Exercise instructions →
Line count for the string "data": state how many lines in the records below hold it, giving only the number.

Records provided →
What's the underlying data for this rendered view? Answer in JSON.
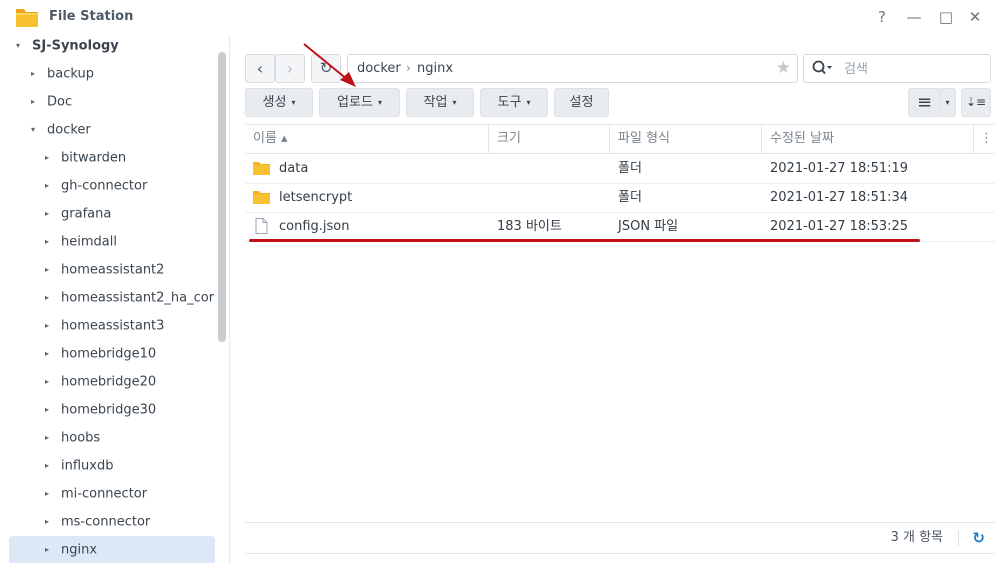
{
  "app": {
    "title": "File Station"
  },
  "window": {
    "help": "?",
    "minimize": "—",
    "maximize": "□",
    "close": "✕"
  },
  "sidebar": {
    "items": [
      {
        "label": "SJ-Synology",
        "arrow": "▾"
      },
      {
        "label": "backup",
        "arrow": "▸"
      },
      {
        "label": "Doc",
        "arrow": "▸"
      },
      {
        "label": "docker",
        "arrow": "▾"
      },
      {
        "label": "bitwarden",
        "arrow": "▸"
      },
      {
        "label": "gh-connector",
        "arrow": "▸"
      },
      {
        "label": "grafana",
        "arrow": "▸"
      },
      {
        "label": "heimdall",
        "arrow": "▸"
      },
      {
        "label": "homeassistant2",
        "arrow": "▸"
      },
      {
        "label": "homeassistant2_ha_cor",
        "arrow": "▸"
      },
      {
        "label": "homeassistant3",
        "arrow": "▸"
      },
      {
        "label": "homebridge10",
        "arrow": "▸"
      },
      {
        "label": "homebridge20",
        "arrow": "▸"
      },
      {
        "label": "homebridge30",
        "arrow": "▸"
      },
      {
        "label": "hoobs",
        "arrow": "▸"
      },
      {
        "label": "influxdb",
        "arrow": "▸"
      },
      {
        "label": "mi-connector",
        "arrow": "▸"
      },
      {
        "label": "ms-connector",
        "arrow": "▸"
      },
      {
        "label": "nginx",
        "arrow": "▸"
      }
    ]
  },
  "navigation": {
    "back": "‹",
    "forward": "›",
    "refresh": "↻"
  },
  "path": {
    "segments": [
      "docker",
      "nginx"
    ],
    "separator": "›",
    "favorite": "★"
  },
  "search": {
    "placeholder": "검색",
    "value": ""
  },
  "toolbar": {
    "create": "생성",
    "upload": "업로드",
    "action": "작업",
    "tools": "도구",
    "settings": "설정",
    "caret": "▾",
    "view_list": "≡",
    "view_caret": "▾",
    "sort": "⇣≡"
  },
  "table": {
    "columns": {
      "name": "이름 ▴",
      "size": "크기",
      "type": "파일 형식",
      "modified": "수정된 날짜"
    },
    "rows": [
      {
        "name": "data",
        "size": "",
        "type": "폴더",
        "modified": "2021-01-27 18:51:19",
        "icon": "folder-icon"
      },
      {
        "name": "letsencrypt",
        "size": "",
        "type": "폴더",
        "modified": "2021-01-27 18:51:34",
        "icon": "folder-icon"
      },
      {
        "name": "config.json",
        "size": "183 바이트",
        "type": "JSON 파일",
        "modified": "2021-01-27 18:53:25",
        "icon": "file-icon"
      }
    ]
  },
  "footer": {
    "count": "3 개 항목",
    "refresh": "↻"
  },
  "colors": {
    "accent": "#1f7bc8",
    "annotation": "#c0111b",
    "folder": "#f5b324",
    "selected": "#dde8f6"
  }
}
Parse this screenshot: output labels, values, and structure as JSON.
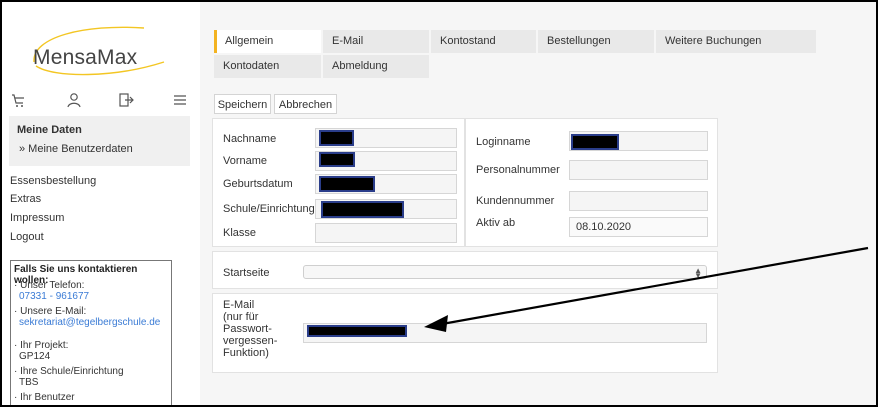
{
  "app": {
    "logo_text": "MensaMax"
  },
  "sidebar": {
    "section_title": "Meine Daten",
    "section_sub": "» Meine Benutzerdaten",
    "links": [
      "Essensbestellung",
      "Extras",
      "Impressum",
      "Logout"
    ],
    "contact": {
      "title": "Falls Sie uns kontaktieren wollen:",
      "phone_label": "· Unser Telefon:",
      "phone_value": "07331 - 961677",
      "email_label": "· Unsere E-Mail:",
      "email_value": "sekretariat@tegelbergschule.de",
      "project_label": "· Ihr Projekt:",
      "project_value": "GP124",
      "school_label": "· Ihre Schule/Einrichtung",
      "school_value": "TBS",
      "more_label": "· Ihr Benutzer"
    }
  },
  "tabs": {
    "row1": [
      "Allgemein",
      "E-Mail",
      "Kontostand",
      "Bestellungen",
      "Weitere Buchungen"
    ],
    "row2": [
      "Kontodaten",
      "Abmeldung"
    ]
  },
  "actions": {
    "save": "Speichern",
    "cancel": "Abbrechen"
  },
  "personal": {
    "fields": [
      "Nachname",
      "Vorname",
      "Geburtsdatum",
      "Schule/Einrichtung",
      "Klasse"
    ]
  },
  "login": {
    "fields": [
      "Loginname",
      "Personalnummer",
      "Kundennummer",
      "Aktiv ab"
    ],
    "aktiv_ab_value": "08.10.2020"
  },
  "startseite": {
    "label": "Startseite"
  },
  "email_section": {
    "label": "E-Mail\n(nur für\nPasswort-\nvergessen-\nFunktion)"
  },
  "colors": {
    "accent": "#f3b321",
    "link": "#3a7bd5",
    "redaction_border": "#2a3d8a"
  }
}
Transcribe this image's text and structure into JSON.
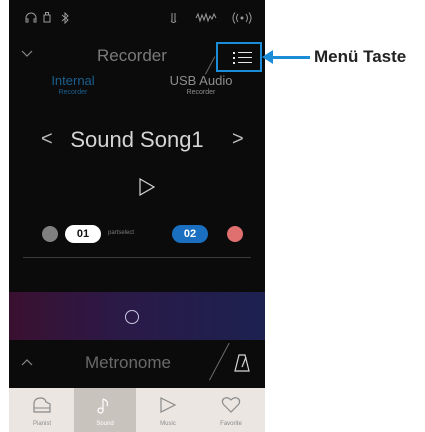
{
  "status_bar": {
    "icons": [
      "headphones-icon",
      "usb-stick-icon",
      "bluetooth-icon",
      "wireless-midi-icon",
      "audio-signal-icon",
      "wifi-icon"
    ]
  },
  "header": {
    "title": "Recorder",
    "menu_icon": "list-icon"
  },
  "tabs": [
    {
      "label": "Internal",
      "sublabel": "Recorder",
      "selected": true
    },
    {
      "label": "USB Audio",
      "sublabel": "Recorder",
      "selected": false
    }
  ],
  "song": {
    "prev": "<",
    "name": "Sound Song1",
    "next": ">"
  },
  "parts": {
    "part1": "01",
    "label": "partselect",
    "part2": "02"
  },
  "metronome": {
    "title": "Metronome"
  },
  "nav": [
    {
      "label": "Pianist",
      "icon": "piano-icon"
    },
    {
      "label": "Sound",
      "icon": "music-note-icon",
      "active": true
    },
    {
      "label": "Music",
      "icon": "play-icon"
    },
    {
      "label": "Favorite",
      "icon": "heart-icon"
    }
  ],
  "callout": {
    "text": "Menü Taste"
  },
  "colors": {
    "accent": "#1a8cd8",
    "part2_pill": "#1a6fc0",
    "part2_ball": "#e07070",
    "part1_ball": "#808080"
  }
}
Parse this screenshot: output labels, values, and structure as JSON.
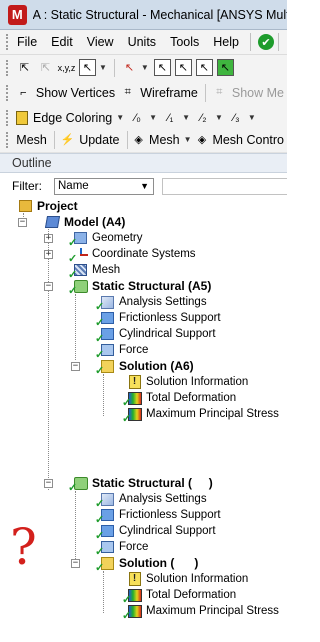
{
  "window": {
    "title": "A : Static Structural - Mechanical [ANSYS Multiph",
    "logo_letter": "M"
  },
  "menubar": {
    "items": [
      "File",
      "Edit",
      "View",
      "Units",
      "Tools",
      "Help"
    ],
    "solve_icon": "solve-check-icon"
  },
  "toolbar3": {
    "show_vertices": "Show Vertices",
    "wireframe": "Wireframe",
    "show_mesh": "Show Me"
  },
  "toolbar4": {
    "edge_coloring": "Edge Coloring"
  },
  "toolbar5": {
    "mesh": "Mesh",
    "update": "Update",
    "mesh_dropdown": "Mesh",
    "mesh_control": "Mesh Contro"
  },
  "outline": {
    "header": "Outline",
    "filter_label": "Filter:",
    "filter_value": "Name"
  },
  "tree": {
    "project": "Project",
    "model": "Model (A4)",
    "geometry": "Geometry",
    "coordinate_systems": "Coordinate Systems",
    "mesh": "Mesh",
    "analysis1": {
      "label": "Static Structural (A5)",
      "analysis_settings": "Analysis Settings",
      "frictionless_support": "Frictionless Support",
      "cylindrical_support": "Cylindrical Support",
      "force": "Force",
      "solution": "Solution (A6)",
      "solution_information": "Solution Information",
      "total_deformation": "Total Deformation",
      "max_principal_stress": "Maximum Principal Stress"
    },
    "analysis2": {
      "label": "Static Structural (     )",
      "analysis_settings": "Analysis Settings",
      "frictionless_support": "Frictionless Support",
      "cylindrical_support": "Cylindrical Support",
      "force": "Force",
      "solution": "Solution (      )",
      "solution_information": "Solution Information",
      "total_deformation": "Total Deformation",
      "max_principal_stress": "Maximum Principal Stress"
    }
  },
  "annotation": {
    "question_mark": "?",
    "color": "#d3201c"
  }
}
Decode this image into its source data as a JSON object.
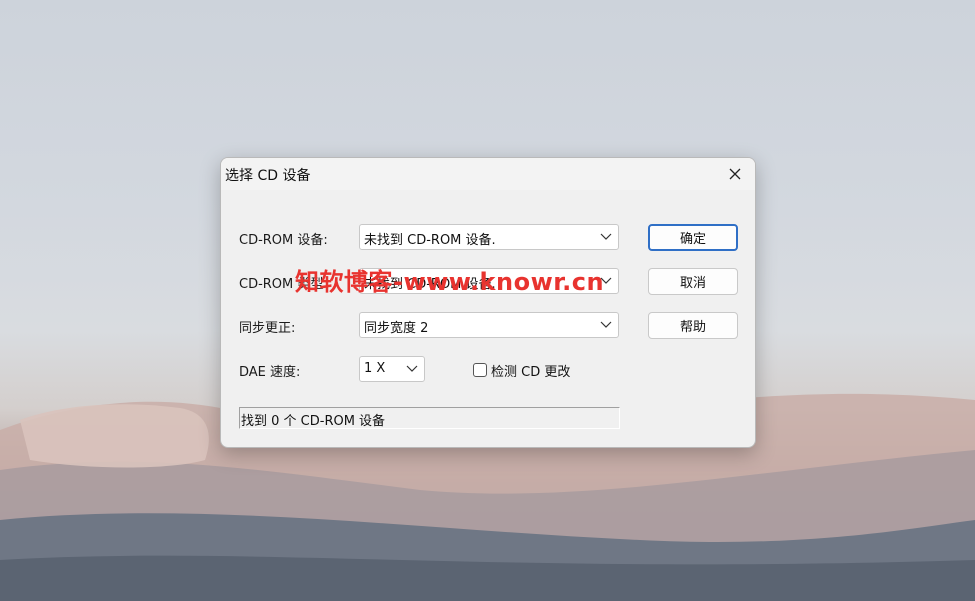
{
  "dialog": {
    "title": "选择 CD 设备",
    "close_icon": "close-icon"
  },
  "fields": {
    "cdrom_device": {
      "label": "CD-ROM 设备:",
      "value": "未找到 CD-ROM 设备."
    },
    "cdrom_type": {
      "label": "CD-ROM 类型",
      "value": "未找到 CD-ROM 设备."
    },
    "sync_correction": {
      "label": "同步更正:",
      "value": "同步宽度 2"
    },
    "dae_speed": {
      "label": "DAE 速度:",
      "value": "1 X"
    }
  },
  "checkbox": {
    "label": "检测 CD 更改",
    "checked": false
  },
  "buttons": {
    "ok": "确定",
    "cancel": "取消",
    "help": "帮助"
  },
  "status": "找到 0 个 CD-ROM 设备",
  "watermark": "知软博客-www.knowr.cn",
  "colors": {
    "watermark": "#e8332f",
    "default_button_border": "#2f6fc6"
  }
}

Response to this task →
3